[Extracted data entries]
-=-=-=-=-

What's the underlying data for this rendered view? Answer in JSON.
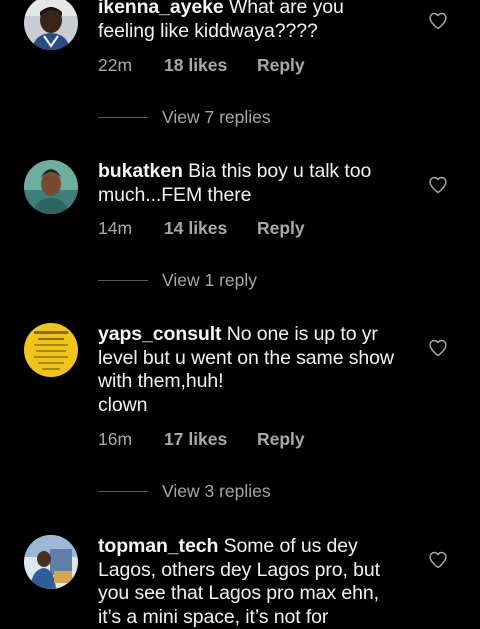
{
  "comments": [
    {
      "username": "ikenna_ayeke",
      "text": "What are you feeling like kiddwaya????",
      "time": "22m",
      "likes": "18 likes",
      "reply": "Reply",
      "view_replies": "View 7 replies"
    },
    {
      "username": "bukatken",
      "text": "Bia this boy u talk too much...FEM there",
      "time": "14m",
      "likes": "14 likes",
      "reply": "Reply",
      "view_replies": "View 1 reply"
    },
    {
      "username": "yaps_consult",
      "text": "No one is up to yr level but u went on the same show with them,huh!",
      "text2": "clown",
      "time": "16m",
      "likes": "17 likes",
      "reply": "Reply",
      "view_replies": "View 3 replies"
    },
    {
      "username": "topman_tech",
      "text": "Some of us dey Lagos, others dey Lagos pro, but you see that Lagos pro max ehn, it’s a mini space, it’s not for"
    }
  ],
  "icons": {
    "like": "heart-outline-icon"
  },
  "colors": {
    "background": "#000000",
    "primary_text": "#f5f5f5",
    "secondary_text": "#a8a8a8"
  }
}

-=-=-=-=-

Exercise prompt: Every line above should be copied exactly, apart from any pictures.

Task solution:
What's the underlying data for this rendered view? Answer in JSON.
{
  "comments": [
    {
      "username": "ikenna_ayeke",
      "text": "What are you feeling like kiddwaya????",
      "time": "22m",
      "likes": "18 likes",
      "reply": "Reply",
      "view_replies": "View 7 replies"
    },
    {
      "username": "bukatken",
      "text": "Bia this boy u talk too much...FEM there",
      "time": "14m",
      "likes": "14 likes",
      "reply": "Reply",
      "view_replies": "View 1 reply"
    },
    {
      "username": "yaps_consult",
      "text": "No one is up to yr level but u went on the same show with them,huh!",
      "text2": "clown",
      "time": "16m",
      "likes": "17 likes",
      "reply": "Reply",
      "view_replies": "View 3 replies"
    },
    {
      "username": "topman_tech",
      "text": "Some of us dey Lagos, others dey Lagos pro, but you see that Lagos pro max ehn, it’s a mini space, it’s not for"
    }
  ],
  "icons": {
    "like": "heart-outline-icon"
  },
  "colors": {
    "background": "#000000",
    "primary_text": "#f5f5f5",
    "secondary_text": "#a8a8a8"
  }
}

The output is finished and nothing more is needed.